### Problem statement
All of the entries below are to be repeated word for word.

### Source material
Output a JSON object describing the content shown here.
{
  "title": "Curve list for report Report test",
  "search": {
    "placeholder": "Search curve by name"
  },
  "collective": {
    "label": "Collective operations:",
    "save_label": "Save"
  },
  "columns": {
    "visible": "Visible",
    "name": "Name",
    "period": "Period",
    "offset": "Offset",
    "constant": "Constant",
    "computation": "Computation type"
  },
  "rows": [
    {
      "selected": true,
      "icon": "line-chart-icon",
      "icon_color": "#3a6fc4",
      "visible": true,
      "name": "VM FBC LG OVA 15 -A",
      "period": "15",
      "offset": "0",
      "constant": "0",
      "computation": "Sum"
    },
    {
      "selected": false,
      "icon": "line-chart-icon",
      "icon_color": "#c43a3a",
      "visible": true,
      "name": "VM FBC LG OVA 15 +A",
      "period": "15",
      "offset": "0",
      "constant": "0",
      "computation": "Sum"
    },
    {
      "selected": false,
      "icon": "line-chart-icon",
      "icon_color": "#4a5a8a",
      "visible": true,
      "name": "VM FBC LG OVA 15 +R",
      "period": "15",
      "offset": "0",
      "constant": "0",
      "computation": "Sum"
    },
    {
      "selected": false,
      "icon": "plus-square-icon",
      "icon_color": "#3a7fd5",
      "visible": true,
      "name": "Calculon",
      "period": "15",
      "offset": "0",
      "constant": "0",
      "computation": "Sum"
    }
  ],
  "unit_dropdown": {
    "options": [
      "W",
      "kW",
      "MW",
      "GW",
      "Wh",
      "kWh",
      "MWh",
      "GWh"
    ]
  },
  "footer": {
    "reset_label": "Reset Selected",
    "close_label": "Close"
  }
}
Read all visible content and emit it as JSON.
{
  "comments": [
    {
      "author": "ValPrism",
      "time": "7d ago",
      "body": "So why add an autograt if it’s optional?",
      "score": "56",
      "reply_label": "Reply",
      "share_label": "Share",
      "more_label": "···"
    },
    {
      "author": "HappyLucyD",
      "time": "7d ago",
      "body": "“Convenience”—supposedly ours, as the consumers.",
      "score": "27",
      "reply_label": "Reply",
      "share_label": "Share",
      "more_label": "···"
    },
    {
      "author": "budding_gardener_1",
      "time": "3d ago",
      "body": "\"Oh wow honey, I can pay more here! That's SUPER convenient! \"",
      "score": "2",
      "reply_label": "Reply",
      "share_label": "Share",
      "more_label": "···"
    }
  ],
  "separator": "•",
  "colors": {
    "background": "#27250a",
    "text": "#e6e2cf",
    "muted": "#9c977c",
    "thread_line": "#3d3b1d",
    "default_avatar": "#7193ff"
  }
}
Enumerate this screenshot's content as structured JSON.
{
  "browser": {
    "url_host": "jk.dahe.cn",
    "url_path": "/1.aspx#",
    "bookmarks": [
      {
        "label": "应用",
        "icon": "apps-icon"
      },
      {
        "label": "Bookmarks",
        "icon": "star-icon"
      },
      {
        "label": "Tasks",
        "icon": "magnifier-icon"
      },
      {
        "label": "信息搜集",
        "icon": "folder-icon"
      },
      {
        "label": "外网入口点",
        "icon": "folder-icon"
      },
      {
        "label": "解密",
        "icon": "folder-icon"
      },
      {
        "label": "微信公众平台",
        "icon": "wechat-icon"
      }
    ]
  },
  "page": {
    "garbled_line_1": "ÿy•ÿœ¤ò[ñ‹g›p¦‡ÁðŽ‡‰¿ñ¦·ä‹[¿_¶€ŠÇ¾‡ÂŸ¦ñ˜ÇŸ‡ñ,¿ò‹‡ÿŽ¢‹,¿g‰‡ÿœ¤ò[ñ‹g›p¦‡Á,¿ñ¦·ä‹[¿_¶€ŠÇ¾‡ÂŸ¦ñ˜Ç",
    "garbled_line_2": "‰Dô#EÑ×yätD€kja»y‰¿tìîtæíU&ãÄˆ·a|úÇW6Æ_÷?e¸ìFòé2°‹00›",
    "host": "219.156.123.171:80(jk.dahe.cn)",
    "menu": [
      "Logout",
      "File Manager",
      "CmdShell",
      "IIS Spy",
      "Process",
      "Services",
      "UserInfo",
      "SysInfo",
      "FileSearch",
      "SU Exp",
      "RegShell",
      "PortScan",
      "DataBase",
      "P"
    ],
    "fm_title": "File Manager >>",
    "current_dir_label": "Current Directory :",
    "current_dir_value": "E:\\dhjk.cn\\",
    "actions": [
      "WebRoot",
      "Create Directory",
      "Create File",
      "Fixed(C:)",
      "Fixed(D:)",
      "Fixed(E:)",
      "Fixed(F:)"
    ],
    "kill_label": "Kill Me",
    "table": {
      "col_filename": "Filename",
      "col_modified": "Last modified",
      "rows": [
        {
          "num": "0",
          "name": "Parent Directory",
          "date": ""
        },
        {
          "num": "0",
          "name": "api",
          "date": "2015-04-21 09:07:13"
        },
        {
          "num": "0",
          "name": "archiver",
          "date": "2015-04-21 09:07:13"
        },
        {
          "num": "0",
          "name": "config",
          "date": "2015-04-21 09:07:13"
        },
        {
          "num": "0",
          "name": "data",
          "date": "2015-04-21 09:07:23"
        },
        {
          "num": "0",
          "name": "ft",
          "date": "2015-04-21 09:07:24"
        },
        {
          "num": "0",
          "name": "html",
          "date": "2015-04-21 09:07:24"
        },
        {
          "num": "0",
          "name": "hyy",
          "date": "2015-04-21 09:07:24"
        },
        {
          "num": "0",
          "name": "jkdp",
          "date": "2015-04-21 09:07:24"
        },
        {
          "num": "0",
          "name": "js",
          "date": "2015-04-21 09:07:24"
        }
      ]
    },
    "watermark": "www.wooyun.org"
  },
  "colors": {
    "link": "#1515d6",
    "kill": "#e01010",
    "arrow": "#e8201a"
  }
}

### Task result
Output a JSON object describing the content shown here.
{
  "title": "Curve list for report Report test",
  "search": {
    "placeholder": "Search curve by name"
  },
  "collective": {
    "label": "Collective operations:",
    "save_label": "Save"
  },
  "columns": {
    "visible": "Visible",
    "name": "Name",
    "period": "Period",
    "offset": "Offset",
    "constant": "Constant",
    "computation": "Computation type"
  },
  "rows": [
    {
      "selected": true,
      "icon": "line-chart-icon",
      "icon_color": "#3a6fc4",
      "visible": true,
      "name": "VM FBC LG OVA 15 -A",
      "period": "15",
      "offset": "0",
      "constant": "0",
      "computation": "Sum"
    },
    {
      "selected": false,
      "icon": "line-chart-icon",
      "icon_color": "#c43a3a",
      "visible": true,
      "name": "VM FBC LG OVA 15 +A",
      "period": "15",
      "offset": "0",
      "constant": "0",
      "computation": "Sum"
    },
    {
      "selected": false,
      "icon": "line-chart-icon",
      "icon_color": "#4a5a8a",
      "visible": true,
      "name": "VM FBC LG OVA 15 +R",
      "period": "15",
      "offset": "0",
      "constant": "0",
      "computation": "Sum"
    },
    {
      "selected": false,
      "icon": "plus-square-icon",
      "icon_color": "#3a7fd5",
      "visible": true,
      "name": "Calculon",
      "period": "15",
      "offset": "0",
      "constant": "0",
      "computation": "Sum"
    }
  ],
  "unit_dropdown": {
    "options": [
      "W",
      "kW",
      "MW",
      "GW",
      "Wh",
      "kWh",
      "MWh",
      "GWh"
    ]
  },
  "footer": {
    "reset_label": "Reset Selected",
    "close_label": "Close"
  }
}
Read all visible content and emit it as JSON.
{
  "comments": [
    {
      "author": "ValPrism",
      "time": "7d ago",
      "body": "So why add an autograt if it’s optional?",
      "score": "56",
      "reply_label": "Reply",
      "share_label": "Share",
      "more_label": "···"
    },
    {
      "author": "HappyLucyD",
      "time": "7d ago",
      "body": "“Convenience”—supposedly ours, as the consumers.",
      "score": "27",
      "reply_label": "Reply",
      "share_label": "Share",
      "more_label": "···"
    },
    {
      "author": "budding_gardener_1",
      "time": "3d ago",
      "body": "\"Oh wow honey, I can pay more here! That's SUPER convenient! \"",
      "score": "2",
      "reply_label": "Reply",
      "share_label": "Share",
      "more_label": "···"
    }
  ],
  "separator": "•",
  "colors": {
    "background": "#27250a",
    "text": "#e6e2cf",
    "muted": "#9c977c",
    "thread_line": "#3d3b1d",
    "default_avatar": "#7193ff"
  }
}
Enumerate this screenshot's content as structured JSON.
{
  "browser": {
    "url_host": "jk.dahe.cn",
    "url_path": "/1.aspx#",
    "bookmarks": [
      {
        "label": "应用",
        "icon": "apps-icon"
      },
      {
        "label": "Bookmarks",
        "icon": "star-icon"
      },
      {
        "label": "Tasks",
        "icon": "magnifier-icon"
      },
      {
        "label": "信息搜集",
        "icon": "folder-icon"
      },
      {
        "label": "外网入口点",
        "icon": "folder-icon"
      },
      {
        "label": "解密",
        "icon": "folder-icon"
      },
      {
        "label": "微信公众平台",
        "icon": "wechat-icon"
      }
    ]
  },
  "page": {
    "garbled_line_1": "ÿy•ÿœ¤ò[ñ‹g›p¦‡ÁðŽ‡‰¿ñ¦·ä‹[¿_¶€ŠÇ¾‡ÂŸ¦ñ˜ÇŸ‡ñ,¿ò‹‡ÿŽ¢‹,¿g‰‡ÿœ¤ò[ñ‹g›p¦‡Á,¿ñ¦·ä‹[¿_¶€ŠÇ¾‡ÂŸ¦ñ˜Ç",
    "garbled_line_2": "‰Dô#EÑ×yätD€kja»y‰¿tìîtæíU&ãÄˆ·a|úÇW6Æ_÷?e¸ìFòé2°‹00›",
    "host": "219.156.123.171:80(jk.dahe.cn)",
    "menu": [
      "Logout",
      "File Manager",
      "CmdShell",
      "IIS Spy",
      "Process",
      "Services",
      "UserInfo",
      "SysInfo",
      "FileSearch",
      "SU Exp",
      "RegShell",
      "PortScan",
      "DataBase",
      "P"
    ],
    "fm_title": "File Manager >>",
    "current_dir_label": "Current Directory :",
    "current_dir_value": "E:\\dhjk.cn\\",
    "actions": [
      "WebRoot",
      "Create Directory",
      "Create File",
      "Fixed(C:)",
      "Fixed(D:)",
      "Fixed(E:)",
      "Fixed(F:)"
    ],
    "kill_label": "Kill Me",
    "table": {
      "col_filename": "Filename",
      "col_modified": "Last modified",
      "rows": [
        {
          "num": "0",
          "name": "Parent Directory",
          "date": ""
        },
        {
          "num": "0",
          "name": "api",
          "date": "2015-04-21 09:07:13"
        },
        {
          "num": "0",
          "name": "archiver",
          "date": "2015-04-21 09:07:13"
        },
        {
          "num": "0",
          "name": "config",
          "date": "2015-04-21 09:07:13"
        },
        {
          "num": "0",
          "name": "data",
          "date": "2015-04-21 09:07:23"
        },
        {
          "num": "0",
          "name": "ft",
          "date": "2015-04-21 09:07:24"
        },
        {
          "num": "0",
          "name": "html",
          "date": "2015-04-21 09:07:24"
        },
        {
          "num": "0",
          "name": "hyy",
          "date": "2015-04-21 09:07:24"
        },
        {
          "num": "0",
          "name": "jkdp",
          "date": "2015-04-21 09:07:24"
        },
        {
          "num": "0",
          "name": "js",
          "date": "2015-04-21 09:07:24"
        }
      ]
    },
    "watermark": "www.wooyun.org"
  },
  "colors": {
    "link": "#1515d6",
    "kill": "#e01010",
    "arrow": "#e8201a"
  }
}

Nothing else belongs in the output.